The trial was initially moved from Modesto, where the couple had lived, to San Mateo County as a result of the media attention but a second request by the defense to move the trial again to a different county had been denied.

Gardner argued, however, that a significant number of people in San Mateo County were already aware of the case and had preconceived notions of Scott’s guilt.

Nearly half of the 1,000 potential jurors who completed written questionnaires said they had already determined what the verdict should be in the case, he said. Of those, 98% believed Scott was guilty. 

Gardner argued that the motion to move the trial should have been granted in light of the findings of the surveys.

He also argued that information about the case had filled television and radio airwaves for months before the trial. In one instance, according to Gardner, a San Mateo County local radio station took out a billboard with Scott in a jail suit that asked whether he should be considered “man” or “monster.”

"My position in a nutshell: if this isn't an extreme case then what is?" he said, according to KNTV,

Gardner also argued that 12 of the prospective jurors were excused after saying they opposed the death penalty but would still be willing to impose it.

He also argued that legal errors had been made during the trial, referencing one occasion where two jurors were allowed to climb into Scott’s boat and rock it from side to side, The Los Angeles Times reports.

The trial judge also told the defense team that they could not take the boat out into the bay to conduct experiments on whether or not it would capsize while throwing over a weight similar to Laci’s body unless the prosecution was also present for the experiment.

“The right to effective assistance of counsel includes the right to investigate your case in confidence,” he said.

Peterson’s attorneys have also argued that defense attorney Mark Geragos failed to call possible witnesses who could have presented alternate explanations for Laci’s whereabouts that day, including witnesses who saw her walking the family dog and a mailman who said the family’s dog was not at home when he dropped off the mail, according to the local station.

Gardner filed a 423-page document to appeal the conviction in July 2012, CBS SF Bay Area reports.

Scott was arrested shortly after his wife’s body was discovered.

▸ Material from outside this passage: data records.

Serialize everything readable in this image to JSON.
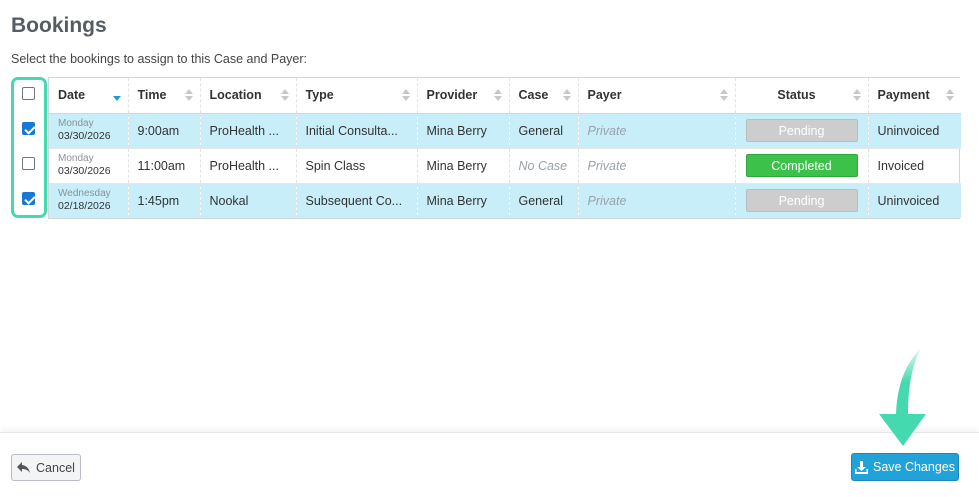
{
  "page": {
    "title": "Bookings",
    "subtitle": "Select the bookings to assign to this Case and Payer:"
  },
  "table": {
    "columns": [
      "Date",
      "Time",
      "Location",
      "Type",
      "Provider",
      "Case",
      "Payer",
      "Status",
      "Payment"
    ],
    "rows": [
      {
        "checked": true,
        "day": "Monday",
        "date": "03/30/2026",
        "time": "9:00am",
        "location": "ProHealth ...",
        "type": "Initial Consulta...",
        "provider": "Mina Berry",
        "case": "General",
        "payer": "Private",
        "status": "Pending",
        "payment": "Uninvoiced"
      },
      {
        "checked": false,
        "day": "Monday",
        "date": "03/30/2026",
        "time": "11:00am",
        "location": "ProHealth ...",
        "type": "Spin Class",
        "provider": "Mina Berry",
        "case": "No Case",
        "payer": "Private",
        "status": "Completed",
        "payment": "Invoiced"
      },
      {
        "checked": true,
        "day": "Wednesday",
        "date": "02/18/2026",
        "time": "1:45pm",
        "location": "Nookal",
        "type": "Subsequent Co...",
        "provider": "Mina Berry",
        "case": "General",
        "payer": "Private",
        "status": "Pending",
        "payment": "Uninvoiced"
      }
    ]
  },
  "footer": {
    "cancel_label": "Cancel",
    "save_label": "Save Changes"
  },
  "colors": {
    "highlight": "#45d9b0",
    "selected_row": "#c8eefa",
    "primary": "#21a3d9",
    "completed": "#3cc14a",
    "pending": "#cdcdcd"
  },
  "icons": {
    "cancel": "reply-arrow-icon",
    "save": "download-icon",
    "sort": "sort-icon"
  }
}
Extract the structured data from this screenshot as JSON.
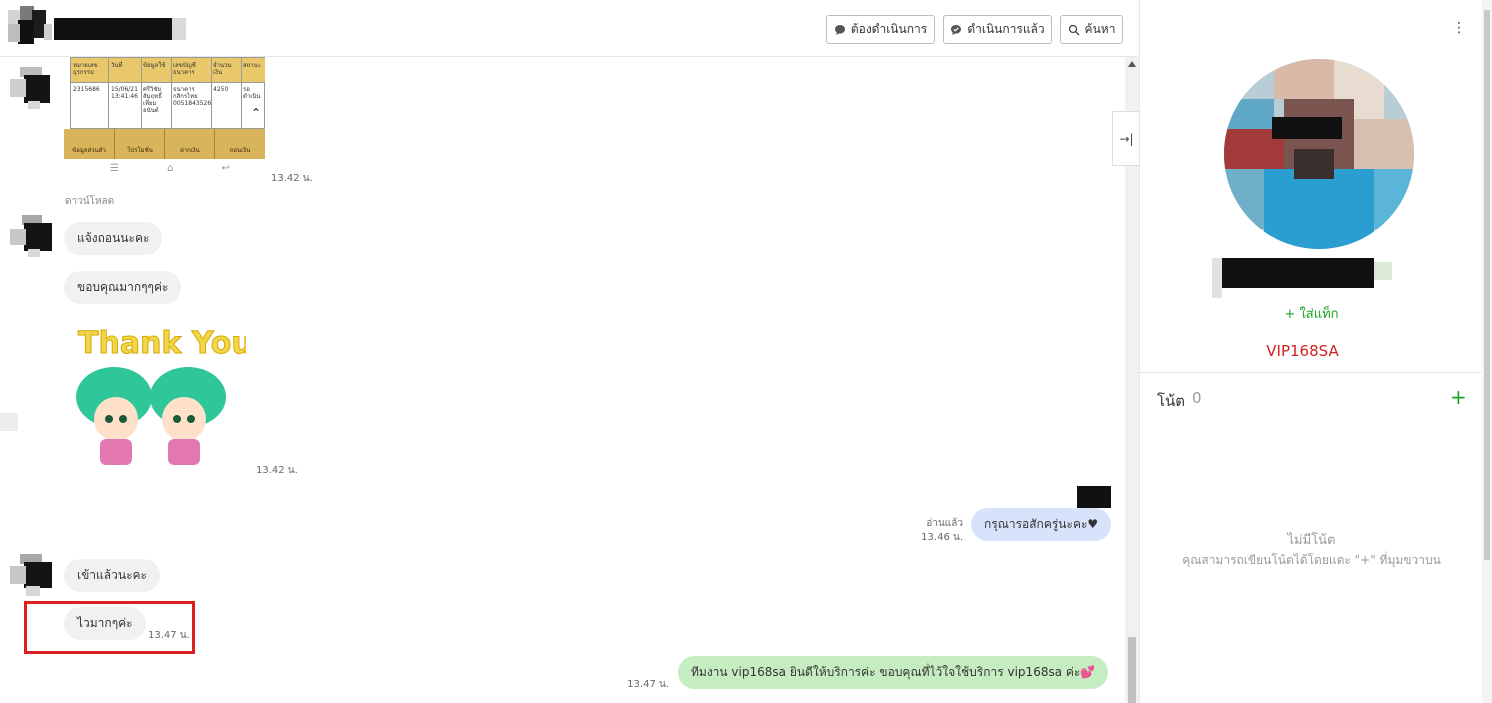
{
  "header": {
    "buttons": {
      "todo_label": "ต้องดำเนินการ",
      "done_label": "ดำเนินการแล้ว",
      "search_label": "ค้นหา"
    }
  },
  "chat": {
    "download_label": "ดาวน์โหลด",
    "screenshot_table": {
      "header_cells": [
        "หมายเลขธุรกรรม",
        "วันที่",
        "ข้อมูลใช้",
        "เลขบัญชีธนาคาร",
        "จำนวนเงิน",
        "สถานะ"
      ],
      "row_cells": [
        "2315686",
        "15/06/21 13:41:46",
        "ศรีวิชัย สัมฤทธิ์ เที่ยม อนันต์",
        "ธนาคาร กสิกรไทย 0051843526",
        "4250",
        "รอดำเนิน"
      ],
      "bottom_bar": [
        "ข้อมูลส่วนตัว",
        "โปรโมชั่น",
        "ฝากเงิน",
        "ถอนเงิน"
      ]
    },
    "messages": [
      {
        "id": "m1",
        "side": "left",
        "type": "image",
        "time": "13.42 น."
      },
      {
        "id": "m2",
        "side": "left",
        "type": "text",
        "text": "แจ้งถอนนะคะ"
      },
      {
        "id": "m3",
        "side": "left",
        "type": "text",
        "text": "ขอบคุณมากๆๆค่ะ"
      },
      {
        "id": "m4",
        "side": "left",
        "type": "sticker",
        "sticker_text": "Thank You",
        "time": "13.42 น."
      },
      {
        "id": "m5",
        "side": "right",
        "type": "text",
        "text": "กรุณารอสักครู่นะคะ♥",
        "read": "อ่านแล้ว",
        "time": "13.46 น."
      },
      {
        "id": "m6",
        "side": "left",
        "type": "text",
        "text": "เข้าแล้วนะคะ"
      },
      {
        "id": "m7",
        "side": "left",
        "type": "text",
        "text": "ไวมากๆค่ะ",
        "time": "13.47 น."
      },
      {
        "id": "m8",
        "side": "right",
        "type": "text",
        "text": "ทีมงาน vip168sa ยินดีให้บริการค่ะ ขอบคุณที่ไว้ใจใช้บริการ vip168sa ค่ะ💕",
        "time": "13.47 น."
      }
    ]
  },
  "profile": {
    "add_tag_label": "+ ใส่แท็ก",
    "tag": "VIP168SA",
    "notes": {
      "title": "โน้ต",
      "count": "0",
      "empty_title": "ไม่มีโน้ต",
      "empty_hint": "คุณสามารถเขียนโน้ตได้โดยแตะ \"+\" ที่มุมขวาบน"
    }
  },
  "colors": {
    "bubble_left": "#f1f1f1",
    "bubble_right_blue": "#d7e2fb",
    "bubble_right_green": "#c6ecc1",
    "accent_green": "#1aa321",
    "tag_red": "#d12020",
    "highlight_red": "#dd1f1f"
  },
  "icons": [
    "chat-bubble-icon",
    "chat-bubble-check-icon",
    "search-icon",
    "collapse-panel-icon",
    "more-vertical-icon",
    "add-icon"
  ]
}
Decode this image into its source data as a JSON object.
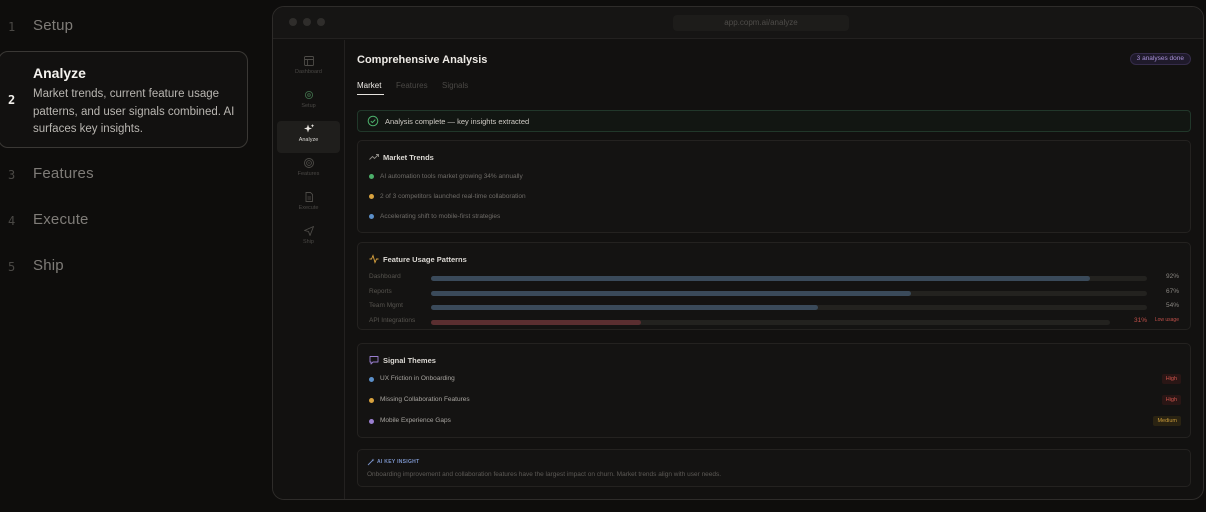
{
  "steps": [
    {
      "num": "1",
      "name": "Setup"
    },
    {
      "num": "2",
      "name": "Analyze",
      "desc": "Market trends, current feature usage patterns, and user signals combined. AI surfaces key insights."
    },
    {
      "num": "3",
      "name": "Features"
    },
    {
      "num": "4",
      "name": "Execute"
    },
    {
      "num": "5",
      "name": "Ship"
    }
  ],
  "browser": {
    "url": "app.copm.ai/analyze"
  },
  "nav": [
    {
      "label": "Dashboard",
      "icon": "layout-icon"
    },
    {
      "label": "Setup",
      "icon": "gear-icon"
    },
    {
      "label": "Analyze",
      "icon": "sparkle-icon"
    },
    {
      "label": "Features",
      "icon": "target-icon"
    },
    {
      "label": "Execute",
      "icon": "document-icon"
    },
    {
      "label": "Ship",
      "icon": "send-icon"
    }
  ],
  "main": {
    "title": "Comprehensive Analysis",
    "badge": "3 analyses done",
    "tabs": [
      "Market",
      "Features",
      "Signals"
    ],
    "banner": "Analysis complete — key insights extracted"
  },
  "trends": {
    "title": "Market Trends",
    "items": [
      {
        "text": "AI automation tools market growing 34% annually",
        "color": "#4caf6a"
      },
      {
        "text": "2 of 3 competitors launched real-time collaboration",
        "color": "#d9a23e"
      },
      {
        "text": "Accelerating shift to mobile-first strategies",
        "color": "#5b8fc9"
      }
    ]
  },
  "usage": {
    "title": "Feature Usage Patterns",
    "rows": [
      {
        "label": "Dashboard",
        "pct": "92%",
        "value": 0.92
      },
      {
        "label": "Reports",
        "pct": "67%",
        "value": 0.67
      },
      {
        "label": "Team Mgmt",
        "pct": "54%",
        "value": 0.54
      },
      {
        "label": "API Integrations",
        "pct": "31%",
        "value": 0.31,
        "tag": "Low usage"
      }
    ]
  },
  "signals": {
    "title": "Signal Themes",
    "items": [
      {
        "name": "UX Friction in Onboarding",
        "severity": "High",
        "color": "#5b8fc9"
      },
      {
        "name": "Missing Collaboration Features",
        "severity": "High",
        "color": "#d9a23e"
      },
      {
        "name": "Mobile Experience Gaps",
        "severity": "Medium",
        "color": "#9a7fd0"
      }
    ]
  },
  "insight": {
    "label": "AI KEY INSIGHT",
    "text": "Onboarding improvement and collaboration features have the largest impact on churn. Market trends align with user needs."
  }
}
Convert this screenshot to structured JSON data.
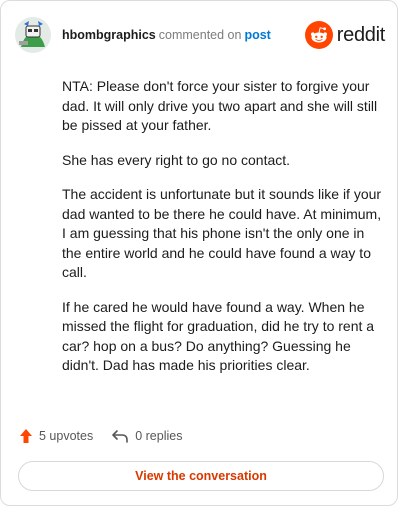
{
  "comment": {
    "username": "hbombgraphics",
    "action_text": "commented on",
    "target_link": "post",
    "paragraphs": [
      "NTA: Please don't force your sister to forgive your dad. It will only drive you two apart and she will still be pissed at your father.",
      "She has every right to go no contact.",
      "The accident is unfortunate but it sounds like if your dad wanted to be there he could have. At minimum, I am guessing that his phone isn't the only one in the entire world and he could have found a way to call.",
      "If he cared he would have found a way. When he missed the flight for graduation, did he try to rent a car? hop on a bus? Do anything? Guessing he didn't. Dad has made his priorities clear."
    ]
  },
  "brand": {
    "name": "reddit",
    "icon": "reddit-snoo-icon",
    "color": "#ff4500"
  },
  "stats": {
    "upvotes_label": "5 upvotes",
    "upvote_icon": "upvote-arrow-icon",
    "upvote_color": "#ff4500",
    "replies_label": "0 replies",
    "reply_icon": "reply-arrow-icon"
  },
  "actions": {
    "view_conversation_label": "View the conversation",
    "accent_color": "#d93900"
  }
}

He had dyed his hair blonde, was found with $15,000 in cash and was carrying camping equipment and multiple cell phones at the time.

Deputy Attorney General Donna M. Provenzano represented the prosecution on Tuesday, telling the court that there had been a “mountain of evidence” suggesting Scott’s guilt, the paper reports.

According to Provenzano, the law only required the court to overturn the death sentence if it was determined that a prospective juror was dismissed unfairly; however, she said there was “no credible claim” that any of the jurors in the case had been unfair.

“There is no contention in this appeal that that quality of evidence was insufficient,” she said, according to KNTV. “Because it wasn’t.”

The California Supreme Court will likely make its decision on the appeal in the next few months.